*** DATA PROVIDED Section Begins ***

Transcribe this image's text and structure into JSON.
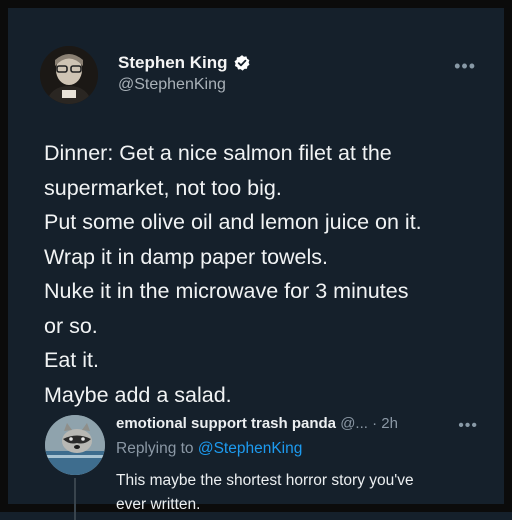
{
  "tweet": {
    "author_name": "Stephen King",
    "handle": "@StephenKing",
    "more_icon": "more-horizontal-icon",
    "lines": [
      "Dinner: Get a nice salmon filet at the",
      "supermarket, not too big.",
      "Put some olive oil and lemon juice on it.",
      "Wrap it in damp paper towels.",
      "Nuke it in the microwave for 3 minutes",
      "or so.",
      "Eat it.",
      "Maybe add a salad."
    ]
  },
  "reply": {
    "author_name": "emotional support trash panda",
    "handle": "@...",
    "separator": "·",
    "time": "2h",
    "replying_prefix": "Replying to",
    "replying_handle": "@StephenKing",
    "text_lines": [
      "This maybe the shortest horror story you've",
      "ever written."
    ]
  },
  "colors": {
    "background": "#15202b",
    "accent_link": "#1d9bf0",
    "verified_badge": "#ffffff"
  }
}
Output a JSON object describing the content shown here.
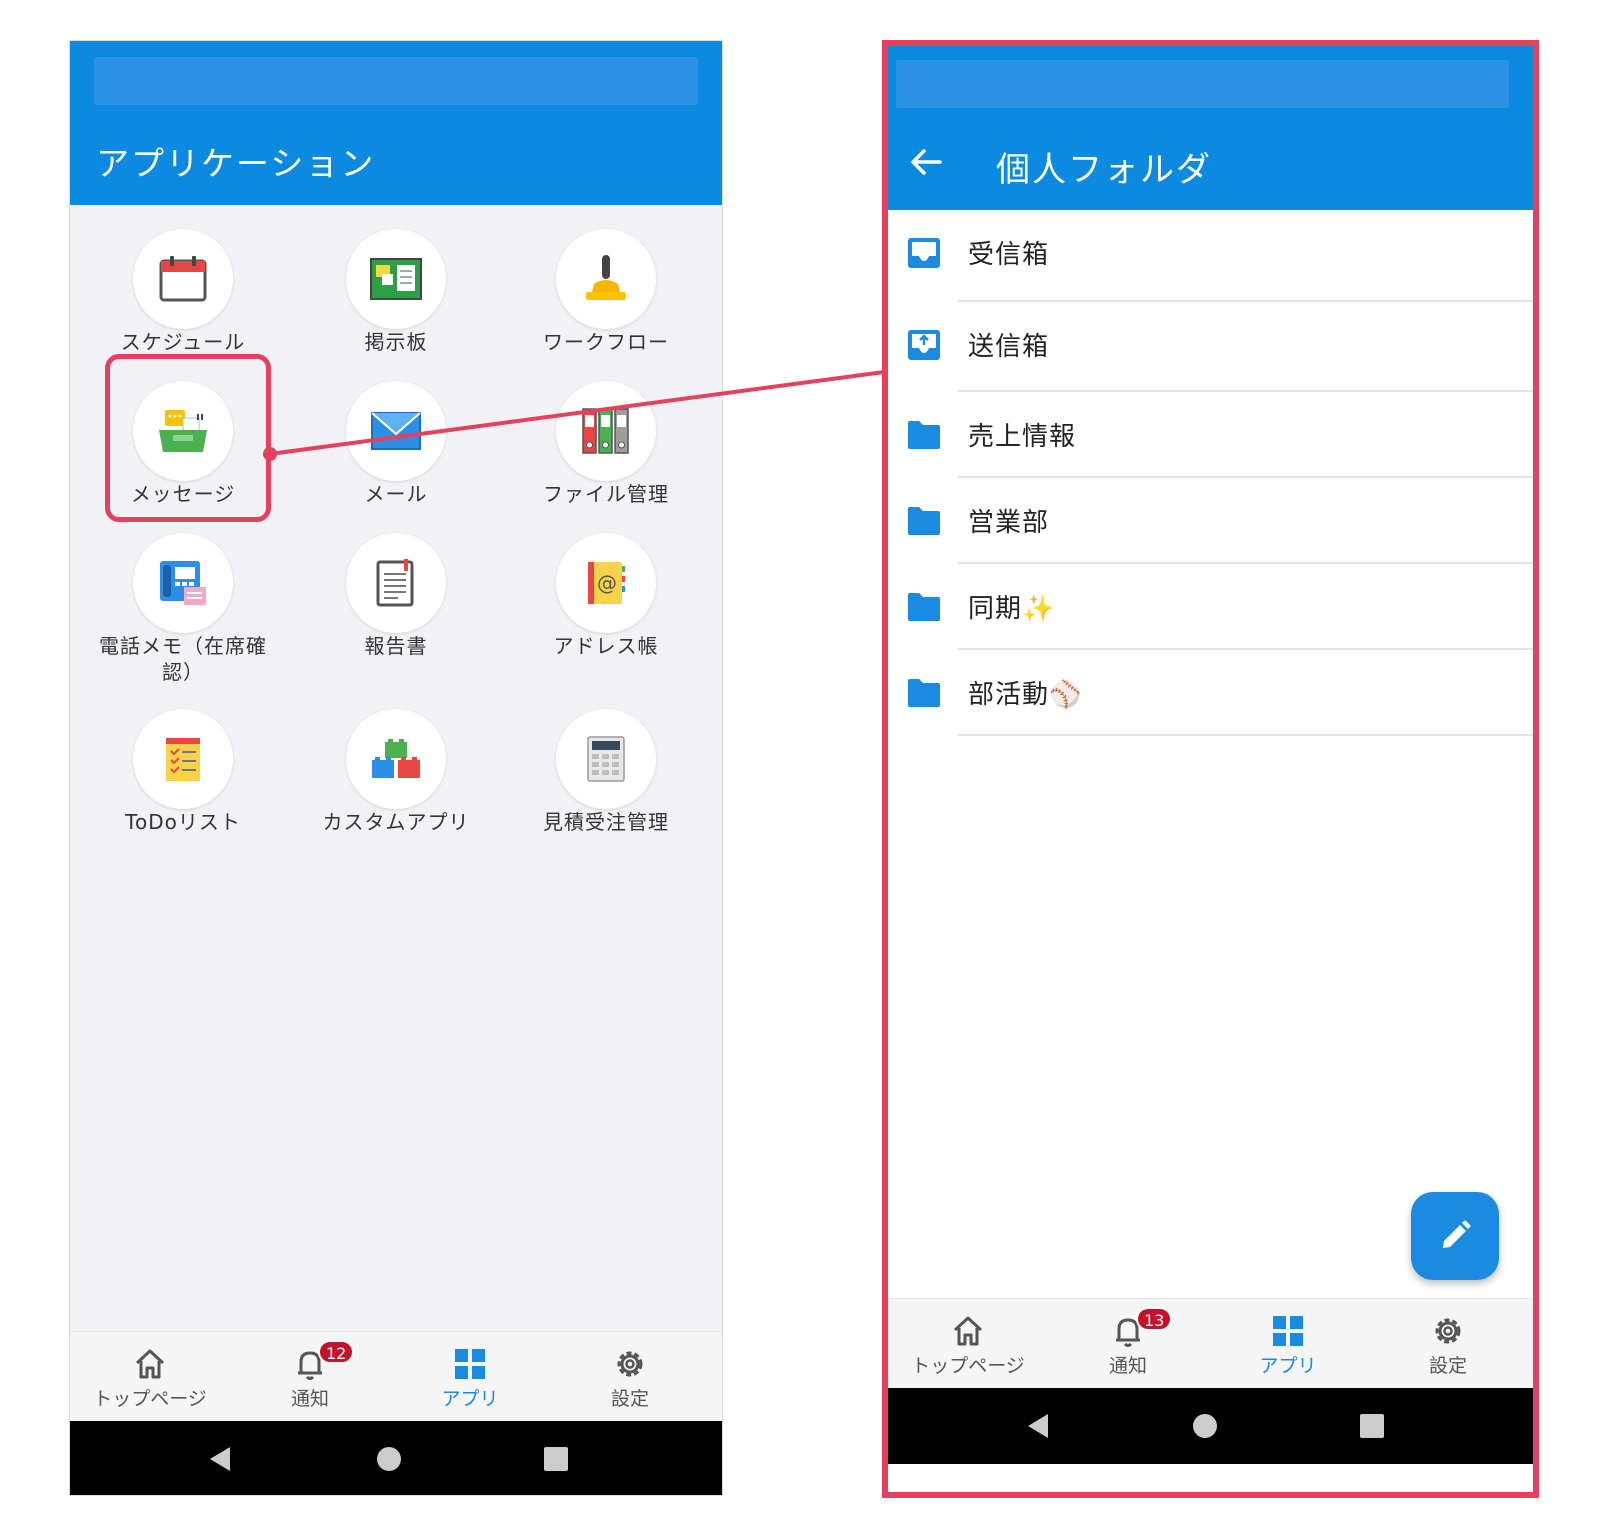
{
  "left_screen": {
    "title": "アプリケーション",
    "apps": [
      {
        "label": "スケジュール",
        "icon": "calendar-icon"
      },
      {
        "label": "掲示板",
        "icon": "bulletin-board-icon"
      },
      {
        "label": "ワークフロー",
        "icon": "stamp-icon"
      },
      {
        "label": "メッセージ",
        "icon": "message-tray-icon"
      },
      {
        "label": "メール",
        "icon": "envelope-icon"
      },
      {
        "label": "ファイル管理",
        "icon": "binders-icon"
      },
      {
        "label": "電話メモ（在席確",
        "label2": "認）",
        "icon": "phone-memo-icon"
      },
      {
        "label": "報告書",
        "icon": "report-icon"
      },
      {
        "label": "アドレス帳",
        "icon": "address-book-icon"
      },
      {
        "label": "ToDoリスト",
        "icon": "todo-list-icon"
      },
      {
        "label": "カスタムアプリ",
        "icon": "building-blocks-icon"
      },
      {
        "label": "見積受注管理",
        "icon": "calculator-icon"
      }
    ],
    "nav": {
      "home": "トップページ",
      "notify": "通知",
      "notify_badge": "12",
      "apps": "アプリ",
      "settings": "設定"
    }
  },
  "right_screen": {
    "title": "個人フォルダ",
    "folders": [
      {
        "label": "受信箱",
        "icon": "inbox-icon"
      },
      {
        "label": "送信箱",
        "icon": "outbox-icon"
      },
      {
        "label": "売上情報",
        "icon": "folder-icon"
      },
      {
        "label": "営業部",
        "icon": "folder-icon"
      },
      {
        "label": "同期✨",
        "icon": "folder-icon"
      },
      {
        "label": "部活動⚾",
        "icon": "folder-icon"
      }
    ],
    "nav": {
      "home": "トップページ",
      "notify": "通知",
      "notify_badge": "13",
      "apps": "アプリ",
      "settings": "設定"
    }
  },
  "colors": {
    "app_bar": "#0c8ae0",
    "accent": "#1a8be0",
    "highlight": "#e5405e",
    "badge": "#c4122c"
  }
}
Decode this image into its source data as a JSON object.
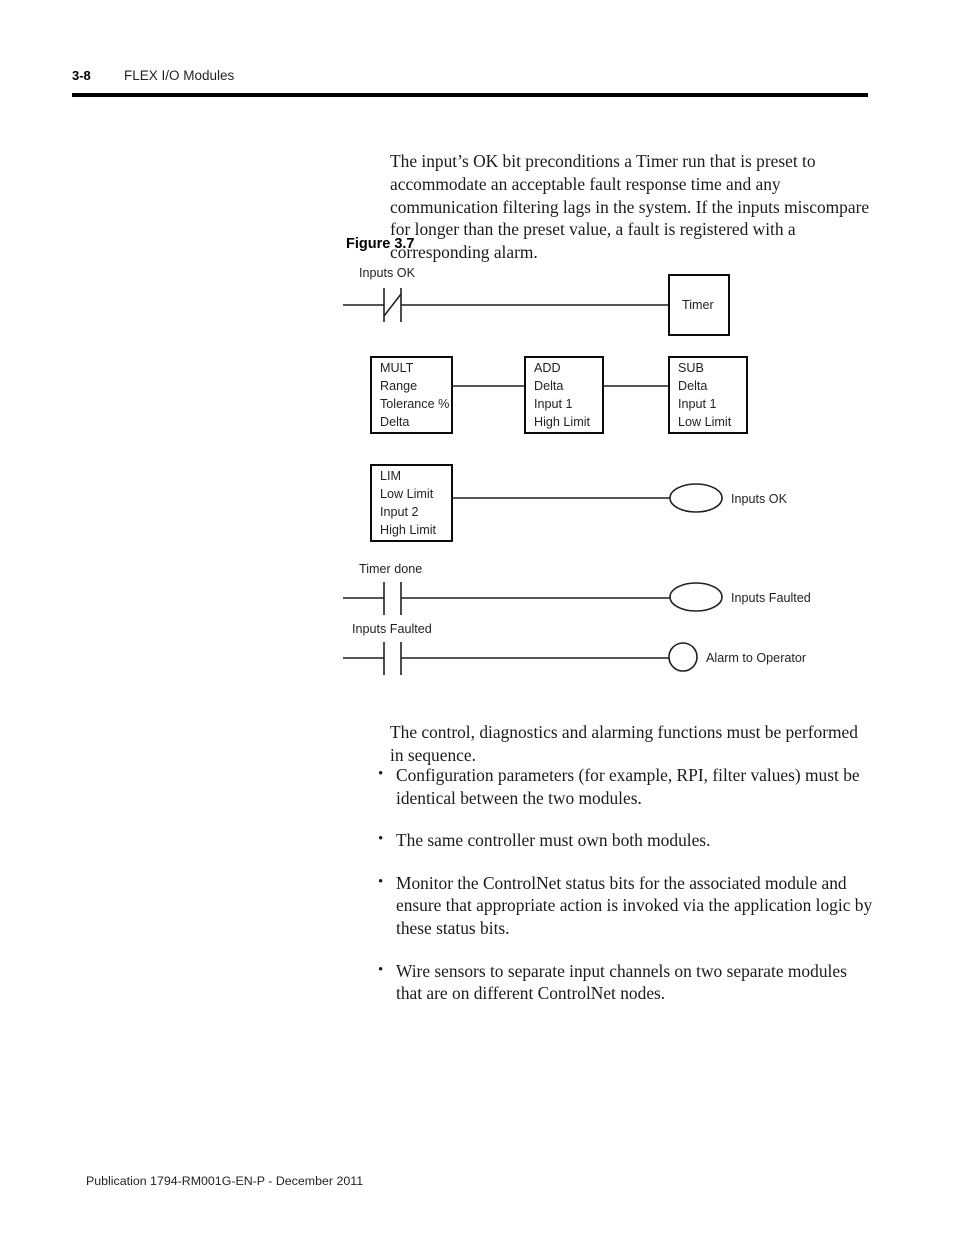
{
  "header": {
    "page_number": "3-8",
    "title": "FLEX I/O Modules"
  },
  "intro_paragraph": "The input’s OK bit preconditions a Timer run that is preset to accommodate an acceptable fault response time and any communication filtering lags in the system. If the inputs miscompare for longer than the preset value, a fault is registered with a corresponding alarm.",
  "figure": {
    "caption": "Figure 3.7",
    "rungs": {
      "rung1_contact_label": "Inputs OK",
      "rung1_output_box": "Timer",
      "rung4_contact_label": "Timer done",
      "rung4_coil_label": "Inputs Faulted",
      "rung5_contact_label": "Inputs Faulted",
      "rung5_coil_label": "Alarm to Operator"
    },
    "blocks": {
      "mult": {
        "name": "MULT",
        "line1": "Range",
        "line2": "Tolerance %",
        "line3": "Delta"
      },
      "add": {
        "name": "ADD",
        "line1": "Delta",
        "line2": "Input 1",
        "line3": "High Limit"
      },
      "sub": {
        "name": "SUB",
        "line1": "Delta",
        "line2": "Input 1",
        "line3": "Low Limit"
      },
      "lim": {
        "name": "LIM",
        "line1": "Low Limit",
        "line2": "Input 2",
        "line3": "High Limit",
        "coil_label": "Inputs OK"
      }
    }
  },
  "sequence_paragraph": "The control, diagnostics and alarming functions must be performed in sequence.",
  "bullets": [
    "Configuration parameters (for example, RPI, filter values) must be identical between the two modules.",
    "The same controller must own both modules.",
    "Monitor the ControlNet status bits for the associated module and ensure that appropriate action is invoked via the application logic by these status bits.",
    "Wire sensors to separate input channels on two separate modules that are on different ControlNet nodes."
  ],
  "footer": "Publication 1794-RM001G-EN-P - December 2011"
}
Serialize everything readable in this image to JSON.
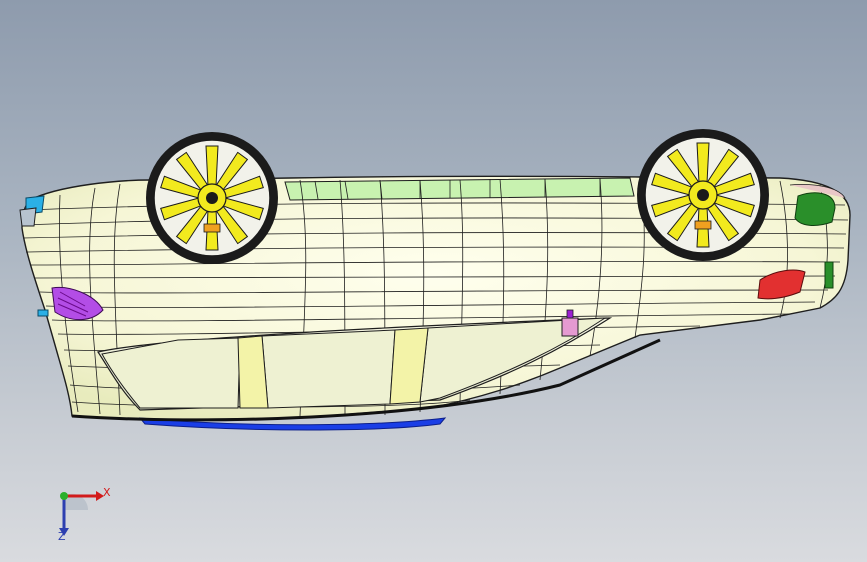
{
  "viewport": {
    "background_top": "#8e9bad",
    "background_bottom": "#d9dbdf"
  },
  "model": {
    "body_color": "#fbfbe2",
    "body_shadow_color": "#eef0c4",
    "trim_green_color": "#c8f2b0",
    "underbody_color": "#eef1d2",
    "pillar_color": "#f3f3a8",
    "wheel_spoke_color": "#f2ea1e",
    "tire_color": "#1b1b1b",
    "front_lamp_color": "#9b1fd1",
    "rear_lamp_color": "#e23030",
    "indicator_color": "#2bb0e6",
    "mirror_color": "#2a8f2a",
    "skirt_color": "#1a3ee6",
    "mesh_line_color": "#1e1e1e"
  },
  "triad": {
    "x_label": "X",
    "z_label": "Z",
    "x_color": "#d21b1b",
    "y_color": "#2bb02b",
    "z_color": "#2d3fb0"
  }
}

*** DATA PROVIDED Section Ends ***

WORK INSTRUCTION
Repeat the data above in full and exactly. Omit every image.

RESPONSE
Transcribe this image's text and structure into JSON.
{
  "tweet": {
    "author_name": "Stephen King",
    "handle": "@StephenKing",
    "more_icon": "more-horizontal-icon",
    "lines": [
      "Dinner: Get a nice salmon filet at the",
      "supermarket, not too big.",
      "Put some olive oil and lemon juice on it.",
      "Wrap it in damp paper towels.",
      "Nuke it in the microwave for 3 minutes",
      "or so.",
      "Eat it.",
      "Maybe add a salad."
    ]
  },
  "reply": {
    "author_name": "emotional support trash panda",
    "handle": "@...",
    "separator": "·",
    "time": "2h",
    "replying_prefix": "Replying to",
    "replying_handle": "@StephenKing",
    "text_lines": [
      "This maybe the shortest horror story you've",
      "ever written."
    ]
  },
  "colors": {
    "background": "#15202b",
    "accent_link": "#1d9bf0",
    "verified_badge": "#ffffff"
  }
}
Output a JSON object describing the content shown here.
{
  "left_screen": {
    "title": "アプリケーション",
    "apps": [
      {
        "label": "スケジュール",
        "icon": "calendar-icon"
      },
      {
        "label": "掲示板",
        "icon": "bulletin-board-icon"
      },
      {
        "label": "ワークフロー",
        "icon": "stamp-icon"
      },
      {
        "label": "メッセージ",
        "icon": "message-tray-icon"
      },
      {
        "label": "メール",
        "icon": "envelope-icon"
      },
      {
        "label": "ファイル管理",
        "icon": "binders-icon"
      },
      {
        "label": "電話メモ（在席確",
        "label2": "認）",
        "icon": "phone-memo-icon"
      },
      {
        "label": "報告書",
        "icon": "report-icon"
      },
      {
        "label": "アドレス帳",
        "icon": "address-book-icon"
      },
      {
        "label": "ToDoリスト",
        "icon": "todo-list-icon"
      },
      {
        "label": "カスタムアプリ",
        "icon": "building-blocks-icon"
      },
      {
        "label": "見積受注管理",
        "icon": "calculator-icon"
      }
    ],
    "nav": {
      "home": "トップページ",
      "notify": "通知",
      "notify_badge": "12",
      "apps": "アプリ",
      "settings": "設定"
    }
  },
  "right_screen": {
    "title": "個人フォルダ",
    "folders": [
      {
        "label": "受信箱",
        "icon": "inbox-icon"
      },
      {
        "label": "送信箱",
        "icon": "outbox-icon"
      },
      {
        "label": "売上情報",
        "icon": "folder-icon"
      },
      {
        "label": "営業部",
        "icon": "folder-icon"
      },
      {
        "label": "同期✨",
        "icon": "folder-icon"
      },
      {
        "label": "部活動⚾",
        "icon": "folder-icon"
      }
    ],
    "nav": {
      "home": "トップページ",
      "notify": "通知",
      "notify_badge": "13",
      "apps": "アプリ",
      "settings": "設定"
    }
  },
  "colors": {
    "app_bar": "#0c8ae0",
    "accent": "#1a8be0",
    "highlight": "#e5405e",
    "badge": "#c4122c"
  }
}
Decode this image into its source data as a JSON object.
{
  "header": {
    "page_number": "3-8",
    "title": "FLEX I/O Modules"
  },
  "intro_paragraph": "The input’s OK bit preconditions a Timer run that is preset to accommodate an acceptable fault response time and any communication filtering lags in the system. If the inputs miscompare for longer than the preset value, a fault is registered with a corresponding alarm.",
  "figure": {
    "caption": "Figure 3.7",
    "rungs": {
      "rung1_contact_label": "Inputs OK",
      "rung1_output_box": "Timer",
      "rung4_contact_label": "Timer done",
      "rung4_coil_label": "Inputs Faulted",
      "rung5_contact_label": "Inputs Faulted",
      "rung5_coil_label": "Alarm to Operator"
    },
    "blocks": {
      "mult": {
        "name": "MULT",
        "line1": "Range",
        "line2": "Tolerance %",
        "line3": "Delta"
      },
      "add": {
        "name": "ADD",
        "line1": "Delta",
        "line2": "Input 1",
        "line3": "High Limit"
      },
      "sub": {
        "name": "SUB",
        "line1": "Delta",
        "line2": "Input 1",
        "line3": "Low Limit"
      },
      "lim": {
        "name": "LIM",
        "line1": "Low Limit",
        "line2": "Input 2",
        "line3": "High Limit",
        "coil_label": "Inputs OK"
      }
    }
  },
  "sequence_paragraph": "The control, diagnostics and alarming functions must be performed in sequence.",
  "bullets": [
    "Configuration parameters (for example, RPI, filter values) must be identical between the two modules.",
    "The same controller must own both modules.",
    "Monitor the ControlNet status bits for the associated module and ensure that appropriate action is invoked via the application logic by these status bits.",
    "Wire sensors to separate input channels on two separate modules that are on different ControlNet nodes."
  ],
  "footer": "Publication 1794-RM001G-EN-P - December 2011"
}
Serialize everything readable in this image to JSON.
{
  "viewport": {
    "background_top": "#8e9bad",
    "background_bottom": "#d9dbdf"
  },
  "model": {
    "body_color": "#fbfbe2",
    "body_shadow_color": "#eef0c4",
    "trim_green_color": "#c8f2b0",
    "underbody_color": "#eef1d2",
    "pillar_color": "#f3f3a8",
    "wheel_spoke_color": "#f2ea1e",
    "tire_color": "#1b1b1b",
    "front_lamp_color": "#9b1fd1",
    "rear_lamp_color": "#e23030",
    "indicator_color": "#2bb0e6",
    "mirror_color": "#2a8f2a",
    "skirt_color": "#1a3ee6",
    "mesh_line_color": "#1e1e1e"
  },
  "triad": {
    "x_label": "X",
    "z_label": "Z",
    "x_color": "#d21b1b",
    "y_color": "#2bb02b",
    "z_color": "#2d3fb0"
  }
}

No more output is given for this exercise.